Note the extra attribute data-ref on the table widget. It indicates that the widget uses the data from another widget called school and should be updated whenever the school widget is updated.


HTML elements that display data are called HTRAF widgets. HTRAF recognizes widgets by presence of attribute data-htsql.

HTRAF supports a numerous types of widgets and allows one to extend it with custom widgets. The type of a widget is determined as follows:

  • The value of attribute data-widget if it is set.
  • Otherwise, the name of the tag; if it is a valid widget name.
  • Otherwise, use singleValue --- the default widget.

In the following example, the type of the widget is determined from value of data-widget:

HTRAF takes over the widget content, preserving the tag itself, but replacing the content with generated data.

Some widgets (such as table or select list) allows one to select a row in the output.

Table Widget

Probably the most common widget in HTRAF, table renders data using HTML <table> element.

The table widget is selectable, when selected, it emits the value from the first output column.



data-hide-column-0 (true)

Do not display the first output column.

Useful when the first column contains a value of the key to pass to dependent widgets, but the the value itself is not needed in the output.


Even though the query produces two columns, the first column is hidden from the table. It is still used to pass the school code to the dependent widget.

CSS Classes

rN (N is integer starting from 0)
Set on N-th row (<tr>) element of the widget.
cN (N is integer starting from 0)
Set on each N-th column (<td>) element of the widget.
even, odd
Set on each even/odd row element.

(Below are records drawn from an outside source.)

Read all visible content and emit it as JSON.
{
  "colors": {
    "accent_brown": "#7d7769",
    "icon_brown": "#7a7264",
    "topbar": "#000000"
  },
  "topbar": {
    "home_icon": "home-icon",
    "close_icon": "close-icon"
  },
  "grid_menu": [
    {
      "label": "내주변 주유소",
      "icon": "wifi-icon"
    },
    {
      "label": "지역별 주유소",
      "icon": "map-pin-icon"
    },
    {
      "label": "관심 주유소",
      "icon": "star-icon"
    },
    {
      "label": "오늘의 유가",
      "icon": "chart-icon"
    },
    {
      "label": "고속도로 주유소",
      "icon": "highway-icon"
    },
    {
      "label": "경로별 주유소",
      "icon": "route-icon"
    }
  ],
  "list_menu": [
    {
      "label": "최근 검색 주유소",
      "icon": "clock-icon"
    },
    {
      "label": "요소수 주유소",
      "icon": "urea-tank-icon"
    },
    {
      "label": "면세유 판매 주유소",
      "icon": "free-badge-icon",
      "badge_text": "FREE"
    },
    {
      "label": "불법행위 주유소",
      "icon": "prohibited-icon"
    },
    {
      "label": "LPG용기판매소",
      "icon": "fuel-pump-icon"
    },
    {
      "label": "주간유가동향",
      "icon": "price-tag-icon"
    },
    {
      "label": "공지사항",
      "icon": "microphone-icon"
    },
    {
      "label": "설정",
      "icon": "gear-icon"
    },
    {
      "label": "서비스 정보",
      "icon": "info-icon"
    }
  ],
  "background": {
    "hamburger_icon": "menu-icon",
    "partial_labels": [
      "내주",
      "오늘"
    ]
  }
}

Select Widget

The select widget presents data in the form of a drop-down menu using a <select> element.

The associate HTSQL query should produce two or one columns. When the output has two columns, they are used to populate the value and the label of each option; if only one column is available, it is used to populate both the value and the label.




The select widget admits multiple selections. When more then one choice is selected, the values are passed to the dependent widgets as a selector.

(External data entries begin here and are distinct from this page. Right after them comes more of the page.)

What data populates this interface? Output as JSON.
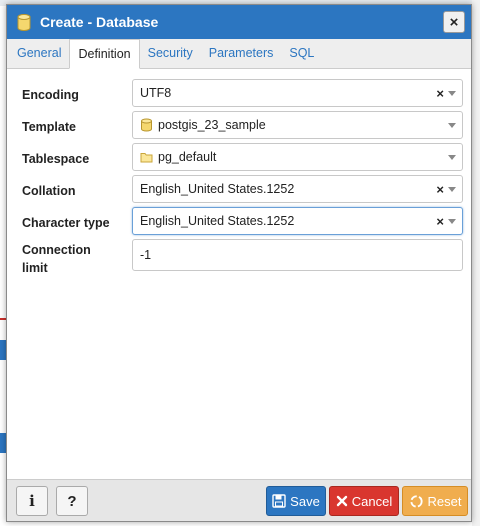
{
  "dialog": {
    "title": "Create - Database",
    "close_label": "×"
  },
  "tabs": [
    {
      "label": "General",
      "active": false
    },
    {
      "label": "Definition",
      "active": true
    },
    {
      "label": "Security",
      "active": false
    },
    {
      "label": "Parameters",
      "active": false
    },
    {
      "label": "SQL",
      "active": false
    }
  ],
  "form": {
    "encoding": {
      "label": "Encoding",
      "value": "UTF8",
      "clearable": true
    },
    "template": {
      "label": "Template",
      "value": "postgis_23_sample",
      "icon": "database-icon"
    },
    "tablespace": {
      "label": "Tablespace",
      "value": "pg_default",
      "icon": "folder-icon"
    },
    "collation": {
      "label": "Collation",
      "value": "English_United States.1252",
      "clearable": true
    },
    "character_type": {
      "label": "Character type",
      "value": "English_United States.1252",
      "clearable": true
    },
    "connection_limit": {
      "label_line1": "Connection",
      "label_line2": "limit",
      "value": "-1"
    }
  },
  "footer": {
    "info_label": "i",
    "help_label": "?",
    "save_label": "Save",
    "cancel_label": "Cancel",
    "reset_label": "Reset"
  },
  "colors": {
    "primary": "#2c76c1",
    "danger": "#d9362f",
    "warning": "#f0ad4e"
  }
}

UL and OL Widgets

The ul and ol widgets present data in a form of an unordered and ordered lists using <ul> and <ol> HTML elements.

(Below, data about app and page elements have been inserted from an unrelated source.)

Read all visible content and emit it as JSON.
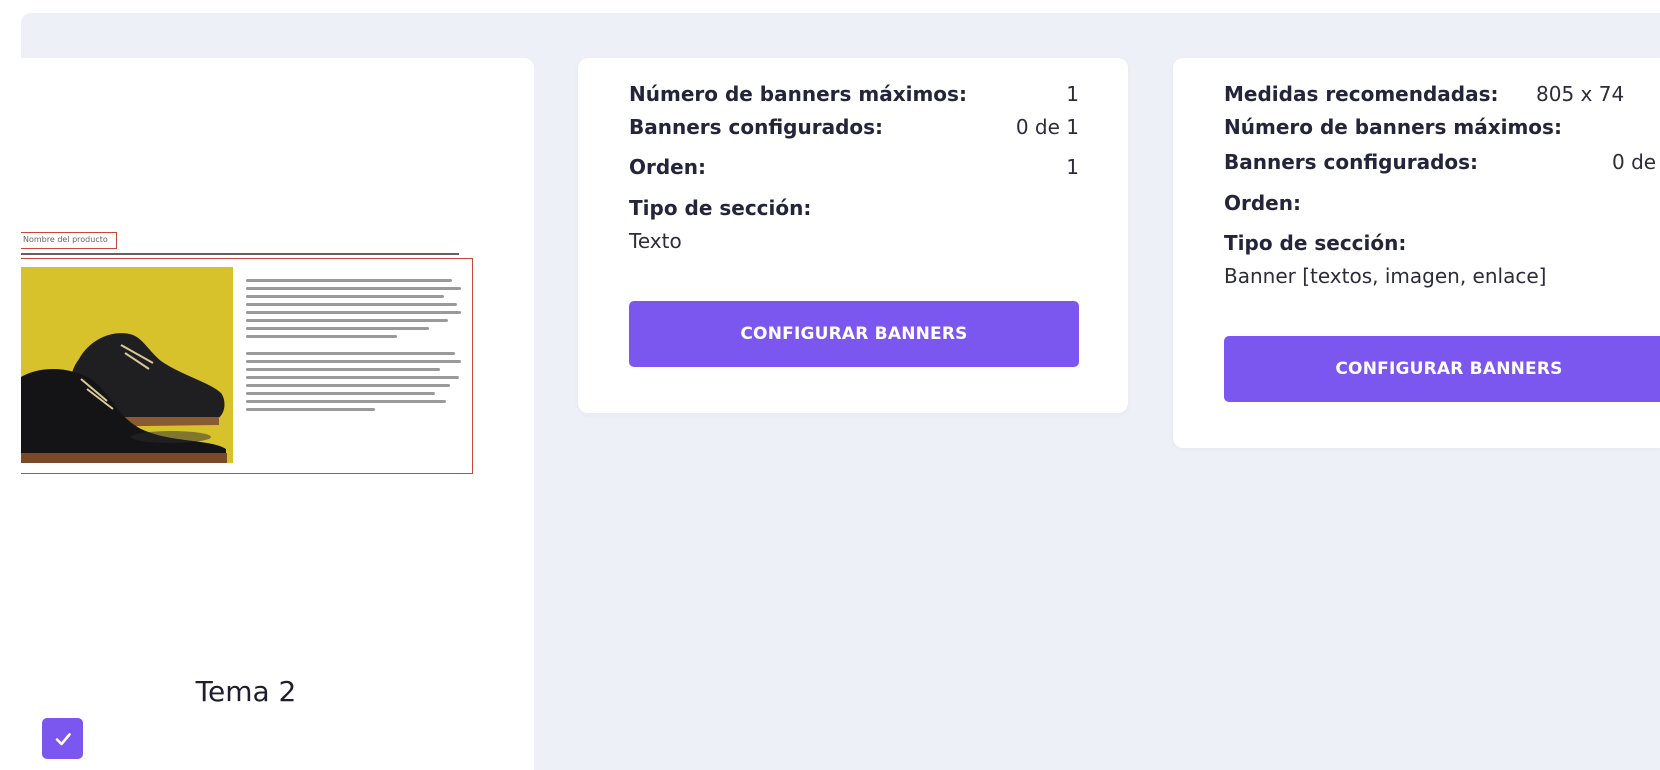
{
  "theme": {
    "name": "Tema 2",
    "selected": true,
    "preview_tag": "Nombre del producto"
  },
  "cards": [
    {
      "max_banners_label": "Número de banners máximos:",
      "max_banners_value": "1",
      "configured_label": "Banners configurados:",
      "configured_value": "0 de 1",
      "order_label": "Orden:",
      "order_value": "1",
      "section_type_label": "Tipo de sección:",
      "section_type_value": "Texto",
      "button_label": "CONFIGURAR BANNERS"
    },
    {
      "sizes_label": "Medidas recomendadas:",
      "sizes_value": "805 x 74",
      "max_banners_label": "Número de banners máximos:",
      "configured_label": "Banners configurados:",
      "configured_value": "0 de",
      "order_label": "Orden:",
      "section_type_label": "Tipo de sección:",
      "section_type_value": "Banner [textos, imagen, enlace]",
      "button_label": "CONFIGURAR BANNERS"
    }
  ],
  "colors": {
    "accent": "#7b57ef",
    "background": "#eef0f7",
    "preview_border": "#c8463a",
    "preview_photo_bg": "#d8c22c"
  }
}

Just like select widgets, the ul and ol widgets accept input data with one or two columns; when two columns are given, the second column is used to populate the content of each entry.


IFrame Widget

The iframe widget embeds the response from the HTSQL server into a frame. This is the only widget that does not render JSON data, but relies on HTSQL server to send formatted output in HTML.


Chart Widget

The chart widget presents data in a graphical form. The first column of the output specifies the chart labels, the remaining columns specify the respective values.

Since HTML does not have a <chart> element, you need to specify the widget type using data-widget attribute.


Chart Types

The widget provides several types of charts: bar chart, pie chart and line chart. The chart type is specified using data-type attribute.

Bar Chart

To display a bar chart, the input data should contain two or more columns: the first column contains the labels, the subsequent columns are numeric values. Each value is represented by the height of a rectangular bar.

Stacked Bar Chart

Same as the regular bar chart except that when the data contain two or more value columns, the respective bars are stacked in a single line.

Pie Chart

For a pie chart, the input data should contain two columns: the labels and respective numeric values.

Line Chart

To generate a line chart, the input data should contain two or more columns: the first column contains (numeric or date) values for the X axis, the rest contain numeric values for the Y axis.



data-type (bar (default), stack, pie, line)

data-legend (ne (default), se, nw, sw, no)

data-title (a string)

data-show-title (true (default) or false)

data-yint (true or false (default))

data-x-vertical (true or false (default))


This is a fall-back widget, it is used when the actual widget type is not found. The widget replaces the content of the tag with the value from the first row and the first column of the output.


Common Attributes